TRICARE Can Help if You Have a Substance Use Disorder
A substance use disorder (SUD) can affect anyone, and chances are you may know someone who’s battling one. According to the most recent statistics by the Substance Abuse and Mental Health Services Administration, 1.9 million Americans sought treatment in 2017 for a SUD. If you think you or a family member might be misusing prescription drugs, illicit drugs, or alcohol, TRICARE can help you.
TRICARE covers effective treatments for substance use disorders. As a TRICARE beneficiary, you have access to:
- Inpatient hospital services
- Partial hospitalization programs
- Intensive outpatient treatment
- Opioid treatment programs
- Office-based opioid treatment
- Residential substance use disorder treatment
Talk to your TRICARE-authorized provider if you have questions about SUD treatments. Some of these covered services are available virtually with telehealth services. During the national health emergency due to the pandemic, more may be temporarily available.
How Do You Know if You Need Help?
The U.S. National Library of Medicine states “substance use disorder occurs when a person’s use of alcohol or another substance leads to health issues or problems at work, school, or home.” There are many signs and symptoms of substance use disorder. For example, some signs of a SUD may include:

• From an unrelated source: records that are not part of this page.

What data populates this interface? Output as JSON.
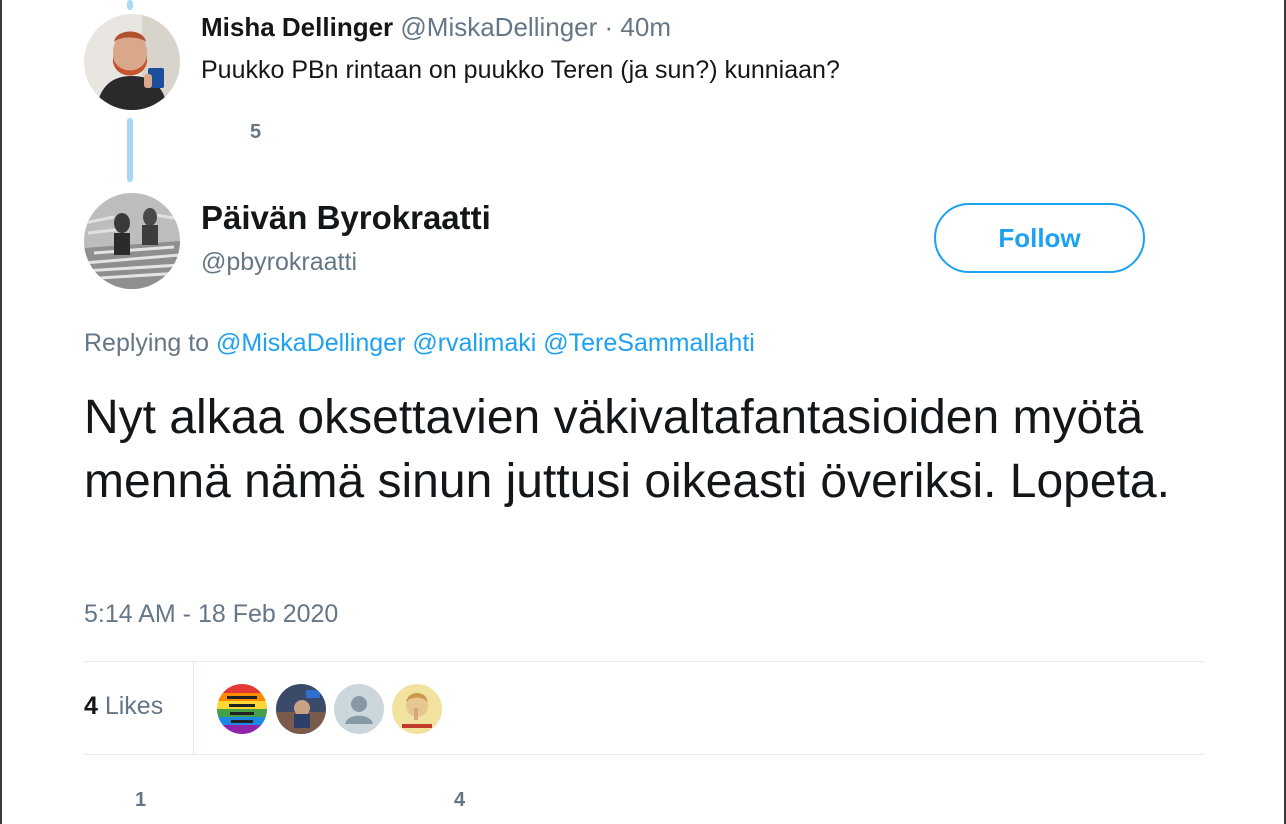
{
  "parent_tweet": {
    "name": "Misha Dellinger",
    "handle": "@MiskaDellinger",
    "time": " · 40m",
    "text": "Puukko PBn rintaan on puukko Teren (ja sun?) kunniaan?",
    "reply_count": "5"
  },
  "main_tweet": {
    "name": "Päivän Byrokraatti",
    "handle": "@pbyrokraatti",
    "follow_label": "Follow",
    "replying_prefix": "Replying to ",
    "mentions": [
      "@MiskaDellinger",
      "@rvalimaki",
      "@TereSammallahti"
    ],
    "text": "Nyt alkaa oksettavien väkivaltafantasioiden myötä mennä nämä sinun juttusi oikeasti överiksi. Lopeta.",
    "timestamp": "5:14 AM - 18 Feb 2020",
    "likes_count": "4",
    "likes_label": " Likes",
    "reply_count": "1",
    "like_count_bottom": "4"
  },
  "colors": {
    "accent": "#1da1f2",
    "thread_line": "#a9d7f4",
    "secondary_text": "#657786"
  }
}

- Using more medication than you were prescribed
- Getting more medication or substances from others
- Becoming irritable or sad without substance use
- Choosing to use a substance rather than do things you enjoy

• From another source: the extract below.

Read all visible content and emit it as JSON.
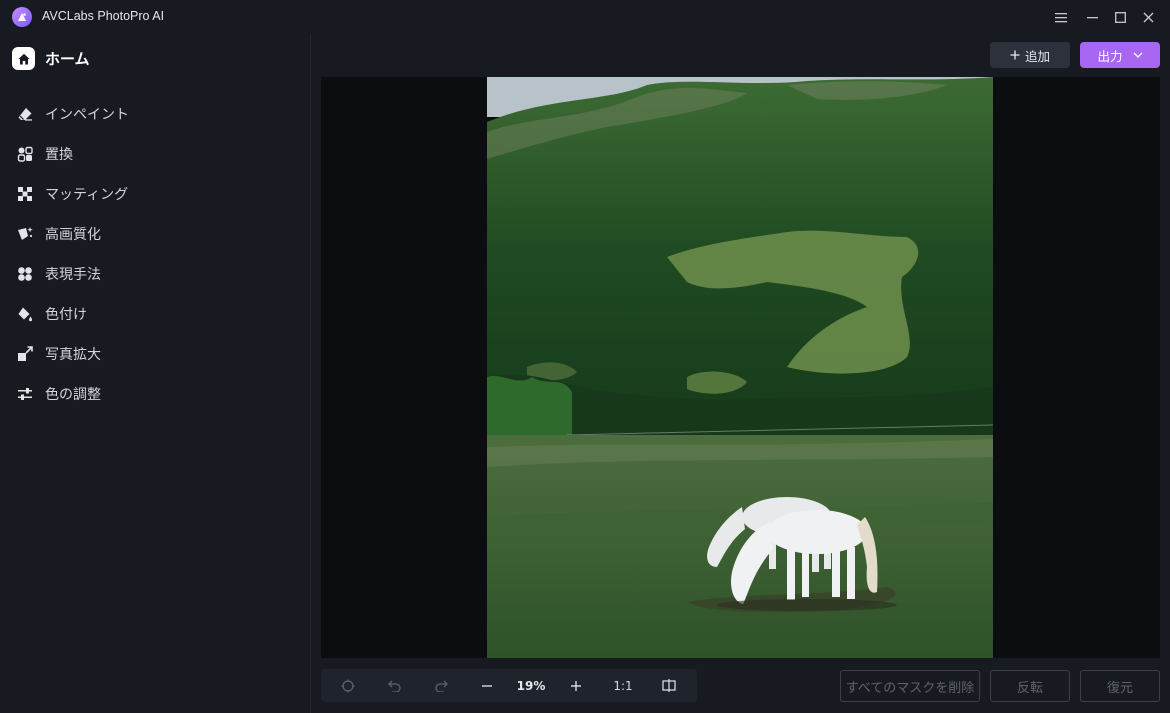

For help, talk to your provider if you’re concerned about yourself or a family member. Your regional contractor can also help you find a local provider who can treat you. Download the Mental Health and Substance Use Disorder Services Fact Sheet to learn more.

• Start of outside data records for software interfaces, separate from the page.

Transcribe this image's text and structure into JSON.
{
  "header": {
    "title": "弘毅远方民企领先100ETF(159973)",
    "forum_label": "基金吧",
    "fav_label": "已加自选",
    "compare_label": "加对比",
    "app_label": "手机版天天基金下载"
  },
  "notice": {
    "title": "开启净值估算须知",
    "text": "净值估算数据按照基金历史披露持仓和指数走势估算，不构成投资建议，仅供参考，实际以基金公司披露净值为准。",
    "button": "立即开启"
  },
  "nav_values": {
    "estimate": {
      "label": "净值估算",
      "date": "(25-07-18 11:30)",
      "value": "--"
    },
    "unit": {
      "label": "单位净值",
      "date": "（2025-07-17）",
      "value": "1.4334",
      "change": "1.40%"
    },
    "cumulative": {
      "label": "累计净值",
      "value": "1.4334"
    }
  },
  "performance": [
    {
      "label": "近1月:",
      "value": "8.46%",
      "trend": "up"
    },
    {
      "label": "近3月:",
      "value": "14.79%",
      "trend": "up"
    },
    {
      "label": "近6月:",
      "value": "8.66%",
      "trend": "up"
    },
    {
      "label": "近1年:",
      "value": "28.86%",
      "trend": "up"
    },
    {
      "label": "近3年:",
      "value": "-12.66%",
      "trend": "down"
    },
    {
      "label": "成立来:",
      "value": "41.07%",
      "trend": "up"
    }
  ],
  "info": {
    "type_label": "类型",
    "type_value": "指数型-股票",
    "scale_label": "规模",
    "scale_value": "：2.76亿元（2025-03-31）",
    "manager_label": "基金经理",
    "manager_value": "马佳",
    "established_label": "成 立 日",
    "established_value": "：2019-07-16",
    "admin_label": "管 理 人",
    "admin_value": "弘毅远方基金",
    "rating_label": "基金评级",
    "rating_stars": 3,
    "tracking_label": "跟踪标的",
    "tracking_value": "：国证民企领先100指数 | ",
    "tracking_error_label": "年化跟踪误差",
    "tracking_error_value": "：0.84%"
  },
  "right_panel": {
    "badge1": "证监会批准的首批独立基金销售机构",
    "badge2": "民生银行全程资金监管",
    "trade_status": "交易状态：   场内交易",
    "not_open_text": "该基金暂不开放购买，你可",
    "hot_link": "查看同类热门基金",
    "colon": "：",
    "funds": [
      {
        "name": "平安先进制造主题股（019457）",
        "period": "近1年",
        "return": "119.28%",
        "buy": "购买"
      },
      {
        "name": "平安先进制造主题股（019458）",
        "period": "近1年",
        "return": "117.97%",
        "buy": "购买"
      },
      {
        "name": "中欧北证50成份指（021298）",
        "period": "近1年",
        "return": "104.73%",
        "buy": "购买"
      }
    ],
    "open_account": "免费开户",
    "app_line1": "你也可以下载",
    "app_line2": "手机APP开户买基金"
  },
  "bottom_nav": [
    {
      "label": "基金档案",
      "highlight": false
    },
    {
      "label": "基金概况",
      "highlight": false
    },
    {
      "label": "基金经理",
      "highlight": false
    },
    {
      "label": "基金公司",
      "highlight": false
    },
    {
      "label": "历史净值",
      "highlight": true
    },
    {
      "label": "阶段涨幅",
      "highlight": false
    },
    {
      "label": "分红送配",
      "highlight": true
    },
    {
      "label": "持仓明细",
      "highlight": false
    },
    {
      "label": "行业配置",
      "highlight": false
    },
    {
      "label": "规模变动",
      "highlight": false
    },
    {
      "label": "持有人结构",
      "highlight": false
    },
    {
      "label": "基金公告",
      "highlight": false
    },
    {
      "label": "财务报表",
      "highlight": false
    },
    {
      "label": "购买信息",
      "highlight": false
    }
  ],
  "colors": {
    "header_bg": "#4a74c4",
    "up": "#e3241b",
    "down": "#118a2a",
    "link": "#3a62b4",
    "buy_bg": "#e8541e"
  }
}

Keeping Your Mental Health Intact
The coronavirus pandemic—and social distancing—can be stressful for some people. But according to the Centers for Disease Control and Prevention (CDC), taking a strategic approach to managing emotions can help you cope during this time. Avoid using substances when you’re stressed. Talk to someone you trust about how you feel. If you know someone living with or recovering from SUD, give them a call. Or consider secure video chat so he or she can see your face. If you feel you or a family member may be misusing alcohol, prescription drugs, or illicit drugs to cope with stress, reach out for help. The Military Health System Nurse Advice Line is available 24/7 by phone, web chat, or video chat. With this resource, you can get health care advice from a registered nurse.
Other tips from the CDC for staying mentally fit during social distancing include limiting news consumption, going for a walk, getting plenty of rest, and doing things you enjoy. When you talk to family and friends, try to talk about something other than the coronavirus.
During Mental Health Awareness Month, the Military Health System and Defense Health Agency are bringing mental health and SUD to the forefront. In addition to TRICARE covered services, other non-clinical services are offered throughout the military to help members. Some of these include, community activities through Morale, Welfare, and Recreation. If you’re struggling, take command of your health. Help is available.
Last Updated 6/23/2020